Right, scalability. As much as we applaud small businesses that try to make a change, we need big corp on board to really have an impact.
Hearing from Tesco, scalability is a key issue for big retailers in creating transparent supply chains. The competitiveness on the market is humungous and prices are pushed down till the limits. To stay profitable, calculating the market price involves sticking to competition laws. This can result in barriers for them to overcome the living wage/income gap. The large advantage of big retailers, on the other hand, is the massive number of products bought, which means they have more power, potentially leading to strategic market pricing – a lower price but not at the expense of the income of the farmers.
What it all comes down to, is that we need more transparency and traceability. It all starts with knowing your supply chains and potential issues that may arise. This goes both for big and small companies. We do believe that big corp can learn from smaller organisation such as Kumasi and Social Vanilla to learn from best practices, which is why we want to keep the conversation going, like we did in this webinar.
A final, very relevant reflection was made by Kumasi, on differentiating the amount of profit that does justice to the company from “enough” profit, because only shared profits can allow fair prices.
What other challenges result from choosing transparency and traceability?
This one may take a separate webinar for us to be able to give a satisfactory answer.

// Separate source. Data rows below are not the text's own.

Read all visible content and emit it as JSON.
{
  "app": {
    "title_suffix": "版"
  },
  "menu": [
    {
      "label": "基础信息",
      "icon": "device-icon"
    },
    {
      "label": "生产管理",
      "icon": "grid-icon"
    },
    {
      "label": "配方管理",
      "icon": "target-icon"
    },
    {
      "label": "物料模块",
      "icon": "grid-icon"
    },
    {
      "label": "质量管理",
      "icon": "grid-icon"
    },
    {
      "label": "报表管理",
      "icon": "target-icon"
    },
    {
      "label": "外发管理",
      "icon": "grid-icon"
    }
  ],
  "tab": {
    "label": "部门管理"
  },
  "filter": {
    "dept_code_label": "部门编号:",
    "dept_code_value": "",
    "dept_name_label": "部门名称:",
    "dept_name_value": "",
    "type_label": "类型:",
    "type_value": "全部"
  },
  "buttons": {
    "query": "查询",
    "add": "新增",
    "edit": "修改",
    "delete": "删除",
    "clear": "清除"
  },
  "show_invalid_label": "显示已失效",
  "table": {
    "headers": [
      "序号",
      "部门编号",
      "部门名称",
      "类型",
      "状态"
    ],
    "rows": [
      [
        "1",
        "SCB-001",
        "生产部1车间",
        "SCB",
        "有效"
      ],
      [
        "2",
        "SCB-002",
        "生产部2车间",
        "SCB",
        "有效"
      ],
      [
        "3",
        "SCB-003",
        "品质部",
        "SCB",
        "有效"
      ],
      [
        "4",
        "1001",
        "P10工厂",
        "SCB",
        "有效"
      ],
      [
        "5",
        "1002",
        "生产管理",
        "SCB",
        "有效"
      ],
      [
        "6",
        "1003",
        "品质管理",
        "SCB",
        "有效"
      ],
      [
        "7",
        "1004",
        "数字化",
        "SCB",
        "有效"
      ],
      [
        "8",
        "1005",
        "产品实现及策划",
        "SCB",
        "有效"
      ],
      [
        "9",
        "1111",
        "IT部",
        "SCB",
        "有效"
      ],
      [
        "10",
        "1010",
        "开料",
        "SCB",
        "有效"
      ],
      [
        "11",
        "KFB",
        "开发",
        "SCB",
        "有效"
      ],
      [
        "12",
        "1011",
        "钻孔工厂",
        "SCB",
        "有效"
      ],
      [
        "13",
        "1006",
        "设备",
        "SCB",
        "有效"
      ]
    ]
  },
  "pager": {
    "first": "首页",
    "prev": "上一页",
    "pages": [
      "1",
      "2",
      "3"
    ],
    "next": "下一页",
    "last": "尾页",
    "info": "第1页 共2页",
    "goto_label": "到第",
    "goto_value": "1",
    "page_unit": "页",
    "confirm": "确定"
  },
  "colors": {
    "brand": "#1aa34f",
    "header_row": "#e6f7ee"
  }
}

For one, we often hear companies fear for losing their competitive edge, for sharing information that is sensitive from a competitive point of view. Those are fears that with Trace, we solve by giving the option to make certain data anonymous. Also, with more and more legislation demanding transparency, this is an issue that will solve itself over time.
Another challenge lies in the actual data. With going transparent and traceable, you will inevitably uncover more and more data. Who owns this data? And who profits from it? This actually is a question that we did do a webinar on.
Finally, when it comes to sharing the data, it is essential to communicate the information correctly in order to avoid a backlash. In other words, you can use transparency and traceability for the base of successful storytelling, which has become a key marketing tool to gain consumers trust, but your story also needs to remain coherent and contextualised.
Let us use this occasion to reassure you that we as Fairfood, too, will remain as transparent as can be. We will therefor always share any lessons learned in blog posts, events and reports.
There seems to be a lot of attention for the topic of fair income and traceability, and yet the trend is negative, as Isa explained at the beginning of the webinar. What would be your explanation for this apparent contradiction?
We’ve noticed the awareness shift on a fair income for farmers as well, which is hopeful. The blame can be put on the lack of merger regulation, leaving room for a monopolised ground that does not allow for (rapid and easy) changes in current supply chain systems. The arrival of the covid pandemic didn’t help either and has put the global food system under even more stress.
At Fairfood, we remain optimistic on this topic, which can be reflected in our ongoing work on transparency in global food supply chains and our firm belief in human rights due diligence. As our director Sander previously said: “The pandemic is magnifying existing inequalities in food supply chains. While we are all highly dependent on smallholder farmers and workers for our food, they find themselves in exceptionally vulnerable positions. We remain optimistic, as we recognise that the world is gaining momentum to actually build up better as we collectively hit rock bottom. With greatly improved awareness for sustainability from everyone involved in global supply chains – consumers, government and private sector – we can make change happen.”